Sinn Féin’s support continues to remain high in the country, surging to 33% as revealed by a nationwide poll conducted by Independent/Ireland Thinks. Although Sinn Féin continues to experience significant support amongst the remaining Irish parties, with Fine Gael standing at 23%, Fianna Fáil at 19% and the Green Party at 3%, support for a coalition consisting of the three parties scoring below Sinn Féin seems to be a more favourable option for Irish voters.
The same poll revealed that there is slightly increased support for the Government’s handling of the pandemic with a majority agreeing with the Government’s decision to re-open schools and continued strong support for the National Public Health Emergency Team’s (NPHET) proposed restrictions.
It appears that many people are more content with the coalition’s handling of the pandemic as Covid-19 no longer takes the centre stage of issues that the country is currently facing as it now falls fourth behind housing, healthcare and the increasing cost of living.
The poll, conducted among a representative sample of 1,369 people with a margin error of plus or minus 2.7%, reveals that housing remains the top priority for the public at 44% followed by healthcare at 33%, the cost of living at 28%, Covid-19 at 27%, while climate change received the least amount of priority at 15%.
Regarding the coalition, the poll reveals that 38% of people support the current FF/FG/Greens structure over a Sinn Féin-led Government receiving 34%. Amongst the party leaders, Sinn Fein’s Mary Lou McDonald appears to be the more popular leader, scoring a 4.1 out of 10.
Regarding other party leaders; Fianna Fáil’s Micheál Martin has scored 3.9, Fine Gael’s Leo Varadkar has scored 3.8. In addition, Chief Medical Officer Dr. Tony Holohan has scored 5.5. A Sinn Féin coalition is not proving to be as popular as a Sinn Féin-led Government as the poll reveals dismal support for a coalition between Sinn Féin and Fine Gael, standing at 3%, Sinn Féin and Fianna Fáil standing at 10% with 16% unsure of its preferred Government.
For finance and justice, Fine Gael seem to be the more favourable option with Paschal Donohoe favoured at 40% as Minister for Finance followed by Sinn Féin’s Pearse Doherty at 36% and Fianna Fáil’s Michael McGrath at 15%. A similar situation can be observed for the Minister for Justice as Fine Gael’s Helen McEntee is favoured at 41%, Sinn Féin’s Martin Kenny is favoured at 21% and Fianna Fáil’s Jim O’Callaghan is favoured at 17%.
However, Sinn Féin is the favourable option for housing as Eoin Ó’Broin stands at 44%, with Fianna Fáil’s current Housing Minister Darragh O’Brien standing at 33% but 23% remain unsure as to which minister of the two is most preferable.

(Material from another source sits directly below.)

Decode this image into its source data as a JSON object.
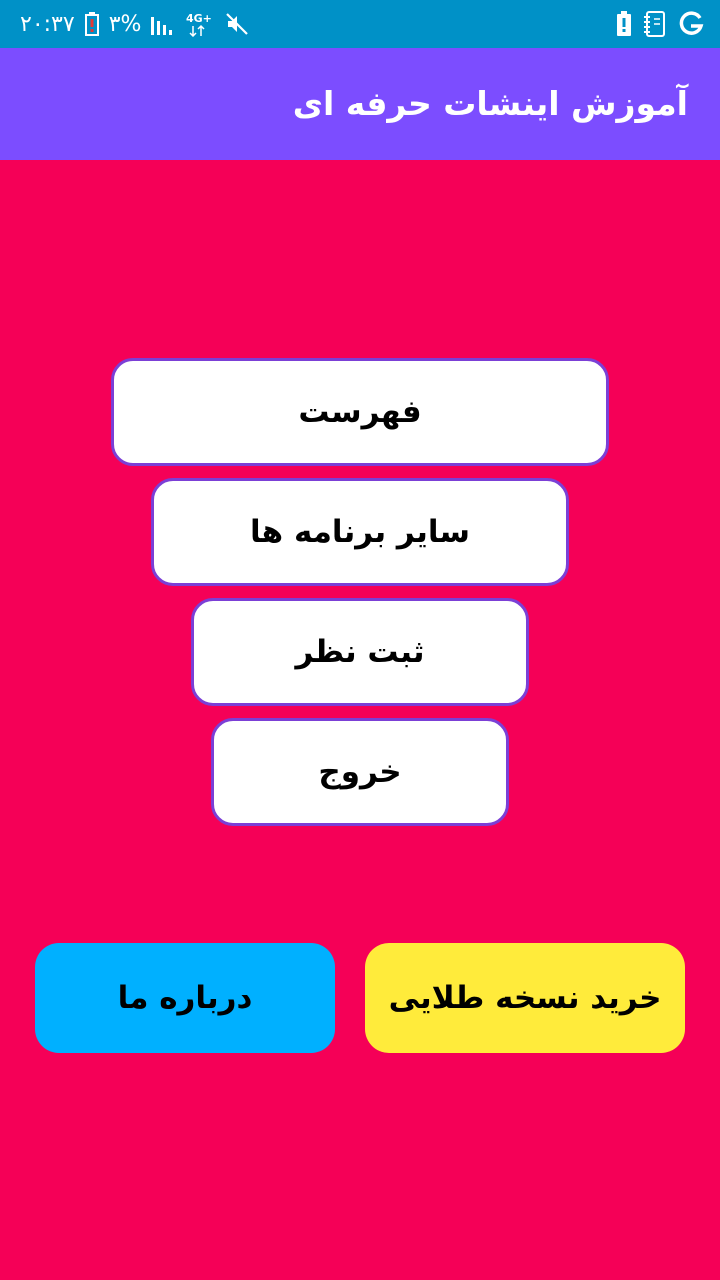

In relation to Covid-19, the poll reveals that a substantial majority of 45% of people believe the pandemic will not be effectively over until 2023 while 7% believe that it’s already over or will be over in three months, with 17% believing that it will be over in six months and 12% in 12 months.
Although a majority expressed the notion of the pandemic not ending until next year, their confidence in the Government’s ability to handle the pandemic has been slightly healed with 45% (+3) saying yes and 45% (-1) saying no and 10% (-1) saying they were unsure.
However, NPHET’s popularity does not appear to be on the decline as 63% (-8) believe NPHET should not be abolished, 26% (+3) said they should be abolished while 11% (+5) were unsure. In relation to the current Covid-19 restrictions, 73% believed that they should not be abolished now while 23% said they should.
The Government’s decision to reopen schools last week was also subject to questioning with an overwhelming majority of respondents (60%) agreeing with the reopening, 34% disagreed with the reopening while 6% were unsure. However, an overwhelming majority supporting the Government’s decision does not paint the full picture as 51% did not believe that the reopening was handled well with 36% saying that it was and 12% unsure.
IMAGE – “Mary Lou McDonald TD” (CC BY 2.0) by Sinn Féin